Category Archives: Miscarriage

After Quinn

Two times I have laid on that table, looked up that screen, and wept because my child was still. Two times the Doppler was silent. Two times the Lord shattered my heart.

I could not will the tears to stop falling the first time. I clung to Christ, His Word, His promises and His hope. I grieved heavily but trusted Him fully.

I could not will the tears to come the second time. I was crushed. Felt forsaken. Confused. Hurt. I was doubtful of all those things I knew about Him in my head. Numb. For four weeks that baby stayed with me. I carried death. I was physically tormented for days upon days as my body recognized death and rid itself of it.

It wasn’t until I returned into the world, after my baby was gone and the physical healing had begun, that I was hit with grief.

Trapped in the hallway, walking in front of the one who still carries her baby.

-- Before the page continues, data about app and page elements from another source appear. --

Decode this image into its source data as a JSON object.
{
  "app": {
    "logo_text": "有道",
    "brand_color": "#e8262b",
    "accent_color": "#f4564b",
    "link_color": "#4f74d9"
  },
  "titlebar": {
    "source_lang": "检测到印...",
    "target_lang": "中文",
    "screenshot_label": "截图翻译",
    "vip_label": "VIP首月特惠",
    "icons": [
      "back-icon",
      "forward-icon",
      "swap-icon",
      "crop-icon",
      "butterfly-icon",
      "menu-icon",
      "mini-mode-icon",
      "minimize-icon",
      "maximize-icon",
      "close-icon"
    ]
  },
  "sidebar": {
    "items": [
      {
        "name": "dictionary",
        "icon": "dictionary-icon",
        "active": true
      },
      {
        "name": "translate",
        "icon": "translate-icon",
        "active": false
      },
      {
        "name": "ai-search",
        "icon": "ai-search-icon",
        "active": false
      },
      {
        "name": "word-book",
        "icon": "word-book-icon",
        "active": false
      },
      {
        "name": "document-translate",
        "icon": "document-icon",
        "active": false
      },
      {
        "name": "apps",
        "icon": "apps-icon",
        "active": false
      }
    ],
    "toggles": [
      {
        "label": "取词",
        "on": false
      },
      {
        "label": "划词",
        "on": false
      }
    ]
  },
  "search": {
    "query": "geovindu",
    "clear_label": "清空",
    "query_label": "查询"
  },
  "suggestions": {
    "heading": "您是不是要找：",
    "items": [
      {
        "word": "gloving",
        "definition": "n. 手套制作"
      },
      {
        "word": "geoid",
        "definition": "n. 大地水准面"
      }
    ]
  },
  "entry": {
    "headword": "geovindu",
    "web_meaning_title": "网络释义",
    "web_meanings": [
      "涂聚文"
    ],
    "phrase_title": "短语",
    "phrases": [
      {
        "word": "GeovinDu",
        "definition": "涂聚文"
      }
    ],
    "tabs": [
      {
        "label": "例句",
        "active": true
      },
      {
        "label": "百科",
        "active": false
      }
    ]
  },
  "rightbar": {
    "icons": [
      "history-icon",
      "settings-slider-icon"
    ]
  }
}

She tells a man she’s tired. I want to scream. I want to lash out at her and at the One who took away. I want to fall flat and weep all those tears that I should have been shedding for weeks.

But I keep walking. Tears surface and I’m thankful to finally feel sadness. Someone hugs me and I struggle to stay composed.

Why on earth would I feel like I need to stay composed? My baby died. I saw him still, I felt pain delivering him, I’ve been isolated and lonely and disconnected. My own family’s barely reached out, the knocks on the door have been few, and I’m a mess. Why shouldn’t I wail right there?

But I don’t. I don’t.

I walk upstairs. Take my seat next to the teenagers. Smile as I’m expected to. But every time he says the word “death” in his message I can barely stand it. Because I know it intimately.

That night I lay in bed and silently soak the sheet with tears. He lays a hand on me to test my breathing and knows I’m still awake.

So he reads.

“But we have this treasure in jars of clay, to show that the surpassing power belongs to God and not to us.”

I can’t stand it. Because I know He has all power and He did this.

“We are afflicted in every way, but not crushed;”


“Perplexed, but not driven to despair; persecuted, but not forsaken; struck down, but not destroyed;”

Why not? I feel despair and forsaken, though I know in my head I’m not. How am I not destroyed by this?

“Always carrying in the body the death of Jesus. . .”

I know what it is to carry death.

“So that the life of Jesus may also be manifested in our bodies. For we who live are always being given over to death for Jesus’ sake, so that the life of Jesus also may be manifested in our mortal flesh. So death is at work in us, but life in you.”

So the death in me is to work life in you.

Cruel. It feels so cruel right now.

But I know it’s truth. I know it’s good. I know that one day I will get to that point where I can do more than write it. I will speak it again.




I’m thankful there is a story beyond my own. The hard in this life would be too hard unless He was bigger than my story.

I’m thankful He’s writing it. Because in spite of he parts I would write differently, I know He’s weaving something beautiful.

He took a womb and four times grew amazing precious people. Unexpectedly to us, he gave us a fifth precious person that we dreamed about, planned for, and loved wholeheartedly as she grew for four months.

Then the doppler was silent and the screen showed her still.

To be empty when you are supposed to be full, to feel death when there ought to be life is to know brokenness in a wretched, personal way. The curse has hit full-force and I reel with grief.

As I move forward, I want to keep the grief close. If the grief is near me, I haven’t moved past that child. She’s real. She exists. And even if she is never mentioned by another, she is still loved and thought of. Miscarriage is cruel like that. You lose a child but have no shared memories with others of that child. So there’s nothing to say– nothing to reminisce on– no way to easily mention that name. And so it seems the rest of the world has forgotten. I make sure I don’t.

Today is Wynne’s due date. But really it isn’t, is it? We thought she was due here, but that was never His intent. He created her, I grew her, and then she went Home before knowing this broken home we know. For her sake, I rejoice. For my sake. . . well, I’m still trying to get used to the idea that for the rest of my life, I’ll be desperately missing her.

I’m reminded of the uncertainty of life as we know it. With that, I’m reminded of the grace that accompanies every sunrise. I know the faithfulness that He folds me in from the moment my feet hit the floor. I know the power of Truth being broadcast into my ears, eyes, head, and heart in a steady flow all day long. I know His Presence because even in my darkest moments, He moves in with Truth and steers my heart toward Him. I know His comfort– as I sit behind a closed door weeping from a broken heart my mind never drifts to despair. He nudges me with hope.

I know this small piece of my story isn’t the end of His.

This knowledge is a grace. Though I wish today that I was kissing sweet baby cheeks, I am confident that He is good. And perhaps because this good is so painful, it urges me to constantly look up rather than at my own small story. And you can’t complain about something that pushes you to Him.